What’s more, as an added bonus that’s even better than a James Cameron director commentary, movie fans will be treated with a second annoying screen (above) touting the National Intellectual Property Center.

That screen, like the others, presumably will be made unskippable during viewing. The warning says, “Piracy is not a victimless crime. For more information on how digital theft harms the economy, please visit www.iprcenter.gov.” The center’s logo is tough, too, with a hawk clenching a banner that reads “Protection Is Our Trademark”.

Oddly, such warnings are rarely included in versions uploaded and downloaded via P2P networks.

That’s probably smart since the old FBI logo was copyrighted of sorts, with the movie, recording and software industries retaining exclusive rights.

The authorities moved that logo out of copyright last year. There was a maximum six-month sentence and other penalties for using the insignia without FBI approval.

ICE said the new versions, like the old one, may not be used without permission and are not in the public domain. The government said the major studios of the Motion Picture Association of America are authorized to use them.  They are Disney, Paramount, Sony, Fox, Universal and Warner Brothers.

The National Intellectual Property Center (.pdf) was approved as part of the PRO-IP Act in 2008 and acts as the government’s anti-piracy bureau. The act also gave Immigration and Customs Enforcement, under the auspices of the Department of Homeland Security, the power to seize infringing websites under a program now known as Operation in Our Sites.

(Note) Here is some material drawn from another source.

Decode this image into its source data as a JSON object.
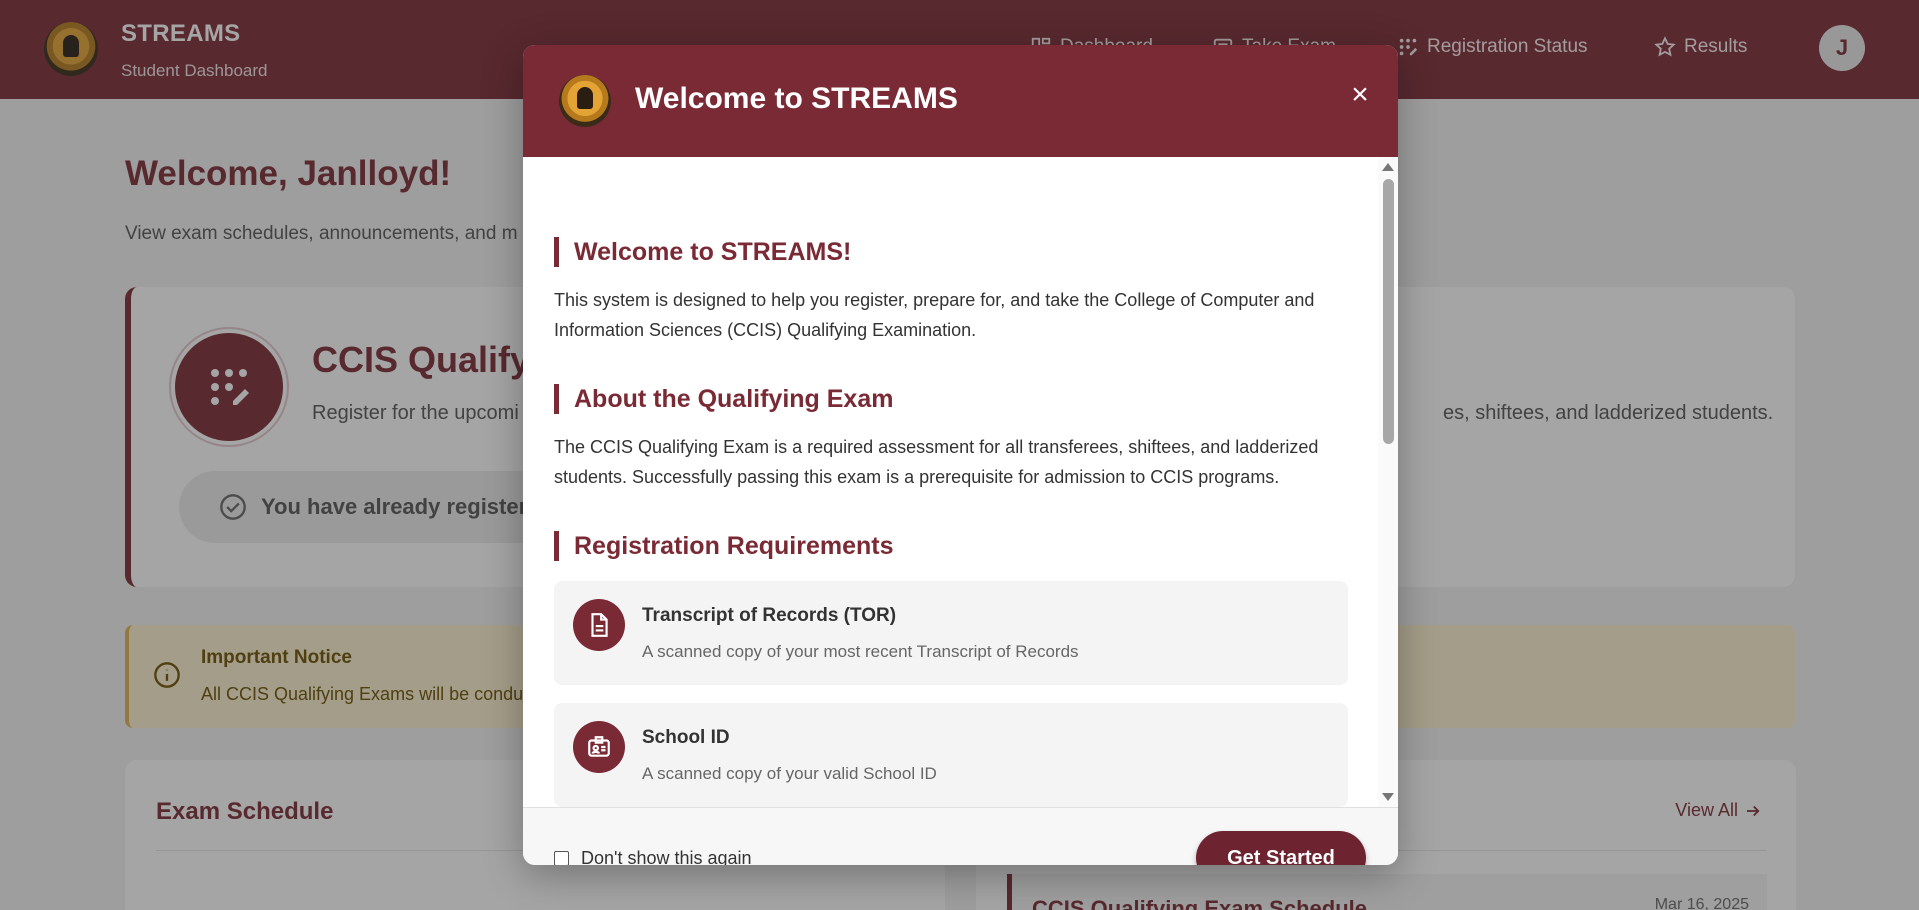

“Our nation’s film and TV business is critical to our economy,” ICE Director John Morton said in a statement. “Its creativity and imagination have made American entertainment one of our greatest exports over the decades, but criminals are increasingly engaging in new forms of digital theft. Law enforcement must continue to expand how it combats criminal activity. Public awareness and education are a critical part of that effort.”

In the past two years, the authorities have seized more than 750 sites allegedly engaged in infringing activity.

Wired reported Monday about a hip-hop music site — the victim of a secret government process — that was seized for a year before it was given back to its New York operator without explanation or apology.